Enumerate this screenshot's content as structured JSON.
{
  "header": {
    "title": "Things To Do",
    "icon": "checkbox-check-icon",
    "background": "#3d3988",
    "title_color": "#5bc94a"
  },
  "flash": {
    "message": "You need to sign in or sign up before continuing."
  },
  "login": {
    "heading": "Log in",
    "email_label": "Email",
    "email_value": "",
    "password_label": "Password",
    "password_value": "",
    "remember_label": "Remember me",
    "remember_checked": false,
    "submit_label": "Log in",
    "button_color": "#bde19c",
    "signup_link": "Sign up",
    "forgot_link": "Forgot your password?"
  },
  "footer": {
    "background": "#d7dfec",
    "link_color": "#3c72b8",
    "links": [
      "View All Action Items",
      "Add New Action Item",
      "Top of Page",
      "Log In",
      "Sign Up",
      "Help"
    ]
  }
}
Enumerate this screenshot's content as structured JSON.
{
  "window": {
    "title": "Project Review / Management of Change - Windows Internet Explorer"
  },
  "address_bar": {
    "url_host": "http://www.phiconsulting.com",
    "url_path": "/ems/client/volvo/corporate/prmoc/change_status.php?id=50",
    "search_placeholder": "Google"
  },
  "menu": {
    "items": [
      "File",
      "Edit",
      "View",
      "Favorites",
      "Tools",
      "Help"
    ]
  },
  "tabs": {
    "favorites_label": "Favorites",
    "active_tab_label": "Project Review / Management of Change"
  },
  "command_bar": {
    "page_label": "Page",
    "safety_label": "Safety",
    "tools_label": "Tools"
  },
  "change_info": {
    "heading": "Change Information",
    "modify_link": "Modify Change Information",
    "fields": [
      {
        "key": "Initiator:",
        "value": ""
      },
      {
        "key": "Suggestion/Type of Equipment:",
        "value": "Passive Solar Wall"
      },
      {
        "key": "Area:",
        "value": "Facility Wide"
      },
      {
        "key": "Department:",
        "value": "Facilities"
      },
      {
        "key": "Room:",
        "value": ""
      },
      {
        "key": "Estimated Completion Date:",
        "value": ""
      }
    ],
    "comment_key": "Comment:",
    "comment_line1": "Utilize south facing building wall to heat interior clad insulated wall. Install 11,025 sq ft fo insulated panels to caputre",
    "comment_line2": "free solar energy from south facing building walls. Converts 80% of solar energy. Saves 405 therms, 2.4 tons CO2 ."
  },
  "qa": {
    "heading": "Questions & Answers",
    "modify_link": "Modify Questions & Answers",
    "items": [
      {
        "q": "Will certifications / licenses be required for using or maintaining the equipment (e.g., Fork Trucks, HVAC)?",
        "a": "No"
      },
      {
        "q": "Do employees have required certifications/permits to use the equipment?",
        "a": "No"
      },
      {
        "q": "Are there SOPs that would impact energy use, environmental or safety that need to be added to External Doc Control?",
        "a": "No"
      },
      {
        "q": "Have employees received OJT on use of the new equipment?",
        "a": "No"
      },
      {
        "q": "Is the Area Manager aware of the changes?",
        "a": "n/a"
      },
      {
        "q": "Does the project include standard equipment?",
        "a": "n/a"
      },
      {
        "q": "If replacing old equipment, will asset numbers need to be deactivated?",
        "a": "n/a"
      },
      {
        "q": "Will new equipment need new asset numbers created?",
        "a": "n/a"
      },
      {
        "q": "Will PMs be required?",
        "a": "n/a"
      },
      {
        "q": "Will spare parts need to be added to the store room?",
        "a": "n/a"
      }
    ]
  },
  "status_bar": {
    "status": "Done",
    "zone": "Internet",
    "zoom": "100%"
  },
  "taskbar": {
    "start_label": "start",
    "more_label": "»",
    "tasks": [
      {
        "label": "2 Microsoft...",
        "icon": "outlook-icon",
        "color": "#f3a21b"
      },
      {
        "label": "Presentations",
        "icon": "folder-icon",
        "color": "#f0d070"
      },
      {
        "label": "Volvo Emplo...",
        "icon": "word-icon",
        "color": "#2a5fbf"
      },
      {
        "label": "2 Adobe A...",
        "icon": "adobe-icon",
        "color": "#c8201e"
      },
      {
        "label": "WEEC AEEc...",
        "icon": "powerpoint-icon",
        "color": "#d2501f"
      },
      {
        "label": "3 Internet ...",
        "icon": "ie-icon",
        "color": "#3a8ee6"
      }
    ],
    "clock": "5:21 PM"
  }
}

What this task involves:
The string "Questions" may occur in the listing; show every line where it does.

Exercise response:
    "heading": "Questions & Answers",
    "modify_link": "Modify Questions & Answers",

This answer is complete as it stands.